MORGANTOWN, W.Va. – Patricia Chase, Ph.D., dean of the West Virginia University School of Pharmacy, has announced her intention to step down as dean later this year and retire from the University in 2016.
Dr. Chase, who was named Gates Wigner Dean of Pharmacy at WVU in 2006, also serves as president of the American Association of Colleges of Pharmacy, which represents the 130 colleges and schools of pharmacy in the U.S.
“Pat Chase has changed pharmacy education for the better – not just at WVU, but across the country,” Christopher C. Colenda, M.D., Ph.D., WVU chancellor for health sciences, said. “Her positive impact will be felt by students and the patients they serve for generations.”
During her tenure as dean, the WVU School of Pharmacy climbed higher than ever before in national statistics. It is currently at 26 in the U.S. News graduate school ranking.
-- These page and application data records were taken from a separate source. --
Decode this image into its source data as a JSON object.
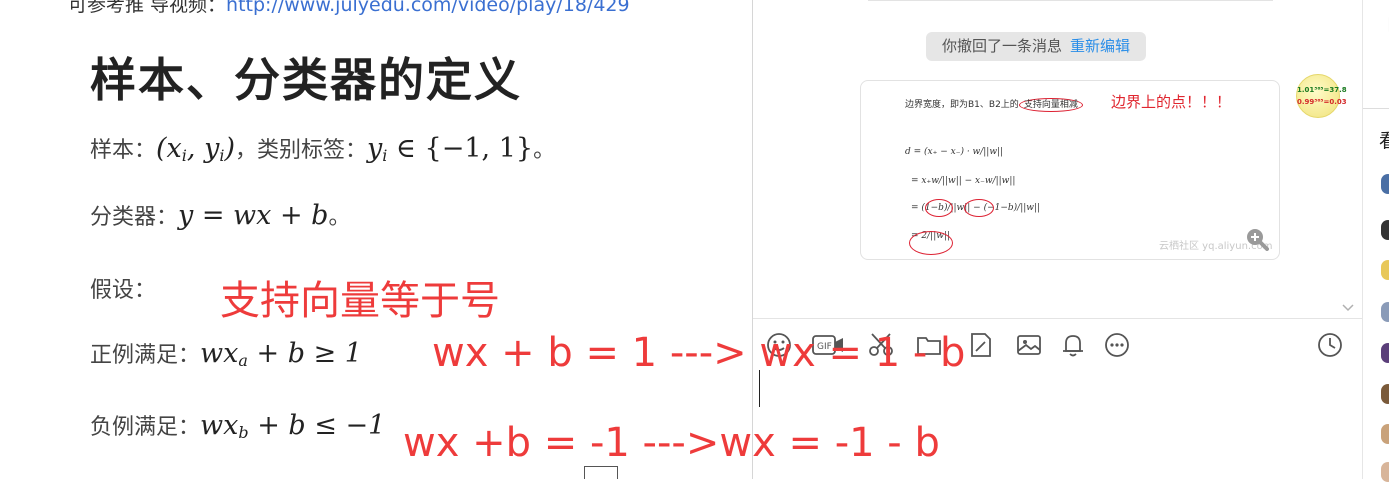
{
  "doc": {
    "ref_prefix": "可参考推 导视频：",
    "ref_link": "http://www.julyedu.com/video/play/18/429",
    "title": "样本、分类器的定义",
    "sample_label": "样本：",
    "sample_math": "(x",
    "sample_sub_i": "i",
    "sample_math_mid": ", y",
    "sample_sub_i2": "i",
    "sample_math_end": ")",
    "class_label": "，类别标签：",
    "class_math": "y",
    "class_sub": "i",
    "class_math_end": " ∈ {−1, 1}",
    "class_period": "。",
    "classifier_label": "分类器：",
    "classifier_math": "y = wx + b",
    "classifier_period": "。",
    "assume_label": "假设：",
    "pos_label": "正例满足：",
    "pos_math": "wx",
    "pos_sub": "a",
    "pos_math_end": " + b ≥ 1",
    "neg_label": "负例满足：",
    "neg_math": "wx",
    "neg_sub": "b",
    "neg_math_end": " + b ≤ −1",
    "annotation_support": "支持向量等于号",
    "annotation_pos": "wx + b = 1 ---> wx = 1 - b",
    "annotation_neg": "wx +b = -1 --->wx = -1 - b"
  },
  "chat": {
    "recall_text": "你撤回了一条消息",
    "reedit_label": "重新编辑",
    "bubble": {
      "line1_prefix": "边界宽度，即为B1、B2上的",
      "line1_circled": "支持向量相减",
      "line1_red": "边界上的点！！！",
      "formula1": "d = (x₊ − x₋) · w/||w||",
      "formula2": "= x₊w/||w|| − x₋w/||w||",
      "formula3": "= (1−b)/||w|| − (−1−b)/||w||",
      "formula4": "= 2/||w||",
      "watermark": "云栖社区 yq.aliyun.com"
    },
    "avatar": {
      "line1": "1.01³⁶⁵=37.8",
      "line2": "0.99³⁶⁵=0.03"
    },
    "toolbar_icons": [
      "emoji-icon",
      "gif-icon",
      "video-call-icon",
      "scissors-icon",
      "folder-icon",
      "document-edit-icon",
      "image-icon",
      "bell-icon",
      "more-icon",
      "history-icon"
    ]
  },
  "strip": {
    "bracket": "【",
    "char": "看"
  },
  "colors": {
    "annotation_red": "#ee3b3b",
    "link_blue": "#3a6fd1",
    "reedit_blue": "#2a8ee8"
  }
}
“The faculty and staff of the School of Pharmacy have a worldwide reputation for effective teaching, for groundbreaking research, for expert care of patients, and for service to the state of West Virginia and our profession,” Chase said. “They always make me proud to be a Mountaineer.”
Chase also attributes much of the School’s soaring reputation to its students.
“WVU has students who excel in the classroom and outside the classroom,” she said. “We expect them to be leaders in academics, in clinical training, and in professionalism. What surprised me repeatedly is how our students took the lead in supporting the School – one class even organized a fundraiser, in connection with the School’s centennial, that raised more than $25,000 to fund student scholarships.”
Other milestones during the past nine years include the introduction of the My First Patient program, where entering students assess their own health needs and set wellness goals. The concept spread across several WVU health schools under Chase’s leadership and attracted support from the Claude Worthington Benedum Foundation.
A strong alumni group has added to the School’s professional network for graduates and provided substantial support to WVU’s ongoing State of Minds Campaign to raise $1 billion by December 2017.
Before joining WVU, Chase was the dean of the College of Pharmacy and Health Sciences at Butler University in Indianapolis. She holds a bachelor’s degree from Albany College of Pharmacy, a master’s degree from the University of North Carolina-Chapel Hill, and a Ph.D. from the University of Colorado.
Chase is the only woman to lead the WVU School of Pharmacy in its 100-year history.
She will step down as dean on August 1, remaining at WVU’s Morgantown campus and transitioning to a role in research and writing, primarily associated with assessment of the My First Patient Program.
WVU’s incoming vice president for health sciences, Clay Marsh, M.D., will be responsible for the selection of the next dean for the School.